* Task statement: Search the entries for the word "title". Copy every line that holds it.

################

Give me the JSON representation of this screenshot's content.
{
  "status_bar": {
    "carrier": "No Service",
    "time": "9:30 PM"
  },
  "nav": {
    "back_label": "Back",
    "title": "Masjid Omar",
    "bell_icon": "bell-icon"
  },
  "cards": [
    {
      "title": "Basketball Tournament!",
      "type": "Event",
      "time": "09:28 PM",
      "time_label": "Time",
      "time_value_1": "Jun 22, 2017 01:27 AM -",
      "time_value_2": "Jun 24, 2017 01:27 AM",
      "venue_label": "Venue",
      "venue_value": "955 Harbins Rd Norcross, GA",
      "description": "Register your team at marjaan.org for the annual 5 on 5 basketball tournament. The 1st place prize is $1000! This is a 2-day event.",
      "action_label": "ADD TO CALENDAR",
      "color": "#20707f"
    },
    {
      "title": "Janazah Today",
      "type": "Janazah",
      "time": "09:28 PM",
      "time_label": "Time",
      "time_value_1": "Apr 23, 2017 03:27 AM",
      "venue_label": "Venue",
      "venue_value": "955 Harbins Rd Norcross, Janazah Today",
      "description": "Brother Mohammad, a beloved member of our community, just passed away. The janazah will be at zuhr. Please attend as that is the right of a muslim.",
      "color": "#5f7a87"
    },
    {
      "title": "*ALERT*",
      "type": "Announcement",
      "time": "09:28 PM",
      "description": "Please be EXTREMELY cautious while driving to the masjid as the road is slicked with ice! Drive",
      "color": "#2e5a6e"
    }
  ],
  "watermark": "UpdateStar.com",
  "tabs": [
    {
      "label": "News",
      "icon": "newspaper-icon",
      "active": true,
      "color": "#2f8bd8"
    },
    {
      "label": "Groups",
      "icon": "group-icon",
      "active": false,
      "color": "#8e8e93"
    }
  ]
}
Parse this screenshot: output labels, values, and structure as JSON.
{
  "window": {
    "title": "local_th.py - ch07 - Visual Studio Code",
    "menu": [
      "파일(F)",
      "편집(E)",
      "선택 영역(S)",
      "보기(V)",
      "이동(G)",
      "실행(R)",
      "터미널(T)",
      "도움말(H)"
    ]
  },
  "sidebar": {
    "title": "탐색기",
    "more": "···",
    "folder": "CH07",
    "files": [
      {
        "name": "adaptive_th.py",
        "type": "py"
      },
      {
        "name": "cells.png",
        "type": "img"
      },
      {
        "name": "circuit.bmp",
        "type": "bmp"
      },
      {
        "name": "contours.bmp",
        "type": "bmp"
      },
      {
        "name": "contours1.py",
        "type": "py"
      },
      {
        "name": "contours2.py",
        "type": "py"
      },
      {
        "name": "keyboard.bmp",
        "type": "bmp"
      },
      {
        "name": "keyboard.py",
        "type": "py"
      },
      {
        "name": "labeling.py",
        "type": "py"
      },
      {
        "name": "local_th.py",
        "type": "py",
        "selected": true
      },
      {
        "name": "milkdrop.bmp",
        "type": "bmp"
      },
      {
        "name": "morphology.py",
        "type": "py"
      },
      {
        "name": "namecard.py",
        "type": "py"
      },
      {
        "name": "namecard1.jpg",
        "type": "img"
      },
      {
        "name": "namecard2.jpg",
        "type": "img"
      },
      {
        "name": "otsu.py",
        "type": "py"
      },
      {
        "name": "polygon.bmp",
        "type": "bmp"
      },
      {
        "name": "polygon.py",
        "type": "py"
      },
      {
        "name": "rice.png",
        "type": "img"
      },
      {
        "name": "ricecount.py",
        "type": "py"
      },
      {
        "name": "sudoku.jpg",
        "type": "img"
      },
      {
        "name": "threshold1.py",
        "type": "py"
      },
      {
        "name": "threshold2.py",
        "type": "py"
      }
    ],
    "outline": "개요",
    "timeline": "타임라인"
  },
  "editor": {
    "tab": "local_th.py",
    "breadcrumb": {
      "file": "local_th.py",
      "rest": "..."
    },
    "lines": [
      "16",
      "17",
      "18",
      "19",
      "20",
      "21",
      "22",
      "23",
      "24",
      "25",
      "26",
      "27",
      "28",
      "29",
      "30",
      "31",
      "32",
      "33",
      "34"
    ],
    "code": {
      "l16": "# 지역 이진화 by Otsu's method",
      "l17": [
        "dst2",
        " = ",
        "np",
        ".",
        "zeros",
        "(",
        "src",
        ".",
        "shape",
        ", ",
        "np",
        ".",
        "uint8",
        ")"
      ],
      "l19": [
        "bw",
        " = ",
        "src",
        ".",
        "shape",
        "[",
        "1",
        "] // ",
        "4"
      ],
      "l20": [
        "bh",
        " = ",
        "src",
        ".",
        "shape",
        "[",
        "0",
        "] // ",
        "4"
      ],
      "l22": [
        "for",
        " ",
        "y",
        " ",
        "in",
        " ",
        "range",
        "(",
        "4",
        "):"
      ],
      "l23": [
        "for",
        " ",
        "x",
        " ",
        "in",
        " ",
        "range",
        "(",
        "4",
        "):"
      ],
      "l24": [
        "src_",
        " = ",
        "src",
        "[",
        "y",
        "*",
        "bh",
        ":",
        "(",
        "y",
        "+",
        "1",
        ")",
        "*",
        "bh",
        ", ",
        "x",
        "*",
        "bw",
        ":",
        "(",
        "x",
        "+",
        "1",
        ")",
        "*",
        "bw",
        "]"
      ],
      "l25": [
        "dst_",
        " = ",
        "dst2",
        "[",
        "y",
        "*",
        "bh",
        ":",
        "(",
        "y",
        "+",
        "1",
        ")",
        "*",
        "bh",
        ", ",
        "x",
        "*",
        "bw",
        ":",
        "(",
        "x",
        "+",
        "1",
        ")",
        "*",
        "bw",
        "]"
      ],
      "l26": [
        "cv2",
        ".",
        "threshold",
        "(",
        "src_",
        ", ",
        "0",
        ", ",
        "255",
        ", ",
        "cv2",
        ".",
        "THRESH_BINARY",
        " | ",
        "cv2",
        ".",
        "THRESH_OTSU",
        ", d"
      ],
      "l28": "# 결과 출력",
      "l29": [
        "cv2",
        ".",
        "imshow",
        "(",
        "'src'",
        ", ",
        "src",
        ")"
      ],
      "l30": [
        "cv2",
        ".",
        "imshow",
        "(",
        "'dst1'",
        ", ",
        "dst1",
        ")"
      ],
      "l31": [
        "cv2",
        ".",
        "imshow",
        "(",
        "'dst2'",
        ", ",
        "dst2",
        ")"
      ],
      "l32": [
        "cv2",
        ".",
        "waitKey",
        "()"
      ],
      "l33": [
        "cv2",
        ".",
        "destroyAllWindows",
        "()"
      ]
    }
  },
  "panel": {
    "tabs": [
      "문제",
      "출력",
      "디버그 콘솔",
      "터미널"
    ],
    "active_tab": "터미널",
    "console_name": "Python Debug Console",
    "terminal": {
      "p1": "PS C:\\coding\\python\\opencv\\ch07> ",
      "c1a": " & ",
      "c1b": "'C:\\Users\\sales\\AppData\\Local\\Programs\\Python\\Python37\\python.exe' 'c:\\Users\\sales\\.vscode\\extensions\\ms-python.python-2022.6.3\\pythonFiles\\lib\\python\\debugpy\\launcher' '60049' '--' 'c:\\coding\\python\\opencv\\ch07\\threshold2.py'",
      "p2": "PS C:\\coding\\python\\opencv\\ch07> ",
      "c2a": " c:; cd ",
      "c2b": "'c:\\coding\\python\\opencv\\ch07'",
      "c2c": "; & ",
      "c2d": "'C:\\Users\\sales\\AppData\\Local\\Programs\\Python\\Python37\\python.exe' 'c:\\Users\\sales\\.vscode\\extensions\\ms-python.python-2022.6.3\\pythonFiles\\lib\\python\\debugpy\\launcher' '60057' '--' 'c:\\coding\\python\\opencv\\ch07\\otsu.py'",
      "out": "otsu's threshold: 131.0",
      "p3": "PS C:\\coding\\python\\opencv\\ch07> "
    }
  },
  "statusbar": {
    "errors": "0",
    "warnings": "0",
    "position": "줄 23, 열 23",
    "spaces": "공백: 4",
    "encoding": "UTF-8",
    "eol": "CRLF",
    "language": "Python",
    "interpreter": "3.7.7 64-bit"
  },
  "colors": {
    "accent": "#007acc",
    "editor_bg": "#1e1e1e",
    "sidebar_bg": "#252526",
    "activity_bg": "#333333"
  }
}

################

* Result of this task:
    "title": "Masjid Omar",
      "title": "Basketball Tournament!",
      "title": "Janazah Today",
      "title": "*ALERT*",
    "title": "local_th.py - ch07 - Visual Studio Code",
    "title": "탐색기",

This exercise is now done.